The list of restrictions is unfortunately long and inevitably causes a great deal of harm by making it harder to access potentially life-saving medicines. Some medicines aren’t covered by specific insurers or state Medicaid programs, there are limits on the dosages allowed (which don’t always allow for the recommended dosage of the medicine), unrealistic limits on refills and limits on the amount of medicines such as buprenorphine and methadone that you can be prescribed over the course of your lifetime (which are unheard of for other medicines).

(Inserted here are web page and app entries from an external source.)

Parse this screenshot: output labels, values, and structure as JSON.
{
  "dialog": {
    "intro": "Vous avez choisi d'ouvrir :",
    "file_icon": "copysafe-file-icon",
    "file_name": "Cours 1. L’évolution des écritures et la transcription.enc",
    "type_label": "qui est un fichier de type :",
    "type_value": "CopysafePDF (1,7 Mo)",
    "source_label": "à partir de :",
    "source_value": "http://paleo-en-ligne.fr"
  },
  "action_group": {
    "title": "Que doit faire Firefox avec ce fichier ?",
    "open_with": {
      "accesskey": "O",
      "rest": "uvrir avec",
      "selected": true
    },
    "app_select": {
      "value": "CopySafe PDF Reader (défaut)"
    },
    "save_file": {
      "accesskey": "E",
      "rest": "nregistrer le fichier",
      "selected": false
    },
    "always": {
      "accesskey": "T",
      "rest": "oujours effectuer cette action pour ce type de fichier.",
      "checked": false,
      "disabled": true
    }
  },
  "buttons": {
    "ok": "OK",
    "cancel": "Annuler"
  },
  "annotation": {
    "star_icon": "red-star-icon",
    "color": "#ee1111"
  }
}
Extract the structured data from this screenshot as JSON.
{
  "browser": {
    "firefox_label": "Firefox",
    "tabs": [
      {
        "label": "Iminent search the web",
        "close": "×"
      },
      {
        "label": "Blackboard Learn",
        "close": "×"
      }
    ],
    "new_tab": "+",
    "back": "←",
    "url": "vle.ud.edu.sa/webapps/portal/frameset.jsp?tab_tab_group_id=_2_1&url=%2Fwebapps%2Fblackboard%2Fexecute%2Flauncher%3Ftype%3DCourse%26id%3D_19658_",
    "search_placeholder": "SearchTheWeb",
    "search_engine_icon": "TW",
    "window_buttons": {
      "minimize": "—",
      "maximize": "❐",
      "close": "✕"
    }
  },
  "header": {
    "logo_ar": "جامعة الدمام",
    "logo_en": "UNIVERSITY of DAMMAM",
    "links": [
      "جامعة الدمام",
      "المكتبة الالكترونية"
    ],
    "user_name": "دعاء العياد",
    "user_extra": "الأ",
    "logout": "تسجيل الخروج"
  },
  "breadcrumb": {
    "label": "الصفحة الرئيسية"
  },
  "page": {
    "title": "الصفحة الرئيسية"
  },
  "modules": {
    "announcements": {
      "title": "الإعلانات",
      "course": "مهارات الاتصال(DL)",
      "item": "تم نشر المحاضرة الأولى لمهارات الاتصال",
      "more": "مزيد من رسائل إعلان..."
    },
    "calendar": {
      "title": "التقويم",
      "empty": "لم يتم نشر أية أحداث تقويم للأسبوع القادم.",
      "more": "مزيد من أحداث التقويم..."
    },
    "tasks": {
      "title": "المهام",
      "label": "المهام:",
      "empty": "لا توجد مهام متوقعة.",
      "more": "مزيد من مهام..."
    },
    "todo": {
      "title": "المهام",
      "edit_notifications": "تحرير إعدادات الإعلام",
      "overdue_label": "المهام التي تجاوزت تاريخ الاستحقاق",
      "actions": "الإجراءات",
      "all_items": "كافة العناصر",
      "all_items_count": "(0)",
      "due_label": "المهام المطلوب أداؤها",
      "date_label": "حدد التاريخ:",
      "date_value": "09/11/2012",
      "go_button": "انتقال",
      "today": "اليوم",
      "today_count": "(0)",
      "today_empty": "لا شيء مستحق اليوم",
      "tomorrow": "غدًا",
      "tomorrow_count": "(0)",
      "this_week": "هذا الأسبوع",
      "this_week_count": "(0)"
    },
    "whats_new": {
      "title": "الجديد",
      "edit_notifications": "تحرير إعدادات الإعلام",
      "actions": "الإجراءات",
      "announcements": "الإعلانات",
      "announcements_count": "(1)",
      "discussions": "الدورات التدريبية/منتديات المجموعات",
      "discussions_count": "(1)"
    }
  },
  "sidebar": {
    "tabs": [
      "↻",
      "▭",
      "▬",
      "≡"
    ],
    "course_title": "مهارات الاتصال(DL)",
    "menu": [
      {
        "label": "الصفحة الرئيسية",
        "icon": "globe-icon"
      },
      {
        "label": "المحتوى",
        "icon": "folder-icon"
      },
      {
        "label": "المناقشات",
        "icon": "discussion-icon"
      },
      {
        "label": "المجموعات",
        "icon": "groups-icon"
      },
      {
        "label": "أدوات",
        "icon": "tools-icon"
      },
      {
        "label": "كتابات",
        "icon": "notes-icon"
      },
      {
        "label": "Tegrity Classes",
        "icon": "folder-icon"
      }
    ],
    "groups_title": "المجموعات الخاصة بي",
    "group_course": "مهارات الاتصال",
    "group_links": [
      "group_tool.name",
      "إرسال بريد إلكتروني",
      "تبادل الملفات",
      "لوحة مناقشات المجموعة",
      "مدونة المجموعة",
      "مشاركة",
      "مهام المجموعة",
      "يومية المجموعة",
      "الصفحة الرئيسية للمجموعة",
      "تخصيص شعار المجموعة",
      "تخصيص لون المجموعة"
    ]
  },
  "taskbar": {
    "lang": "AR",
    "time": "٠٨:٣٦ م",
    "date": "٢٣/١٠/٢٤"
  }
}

Perhaps most shockingly, the insurance companies require authorization and re-authorization processes to be completed, which become more complex the more times a patient has to complete them. These include things like the requirement of counseling before authorization is granted, and this often also involves the insurance companies demanding the counselor’s treatment notes and the patient’s attendance records before making a decision. In many cases, cheaper treatments (which are considerably less likely to be effective) must be tried before authorization is granted, and the entire process can take several days or even weeks. During this time, it’s inevitable that some drug abusers relapse, overdose and die as a result.
Still Fighting Stigma?
The fact that such restrictions don’t exist for other medicines is the worst point revealed by this report, because it essentially shows that addiction is still being stigmatized. How you can morally justify imposing a lifetime restriction on treatment for somebody suffering from a chronic condition is completely beyond comprehension. Nobody would tell a diabetic that they’ve used up their lifetime supply of insulin, yet it’s commonplace for drug users to be told the equivalent. It reflects a deep-seated assumption that drug addiction is somehow a “choice,” and this assumption must be shattered if we’re ever to reduce the public health impact of prescription painkiller addiction.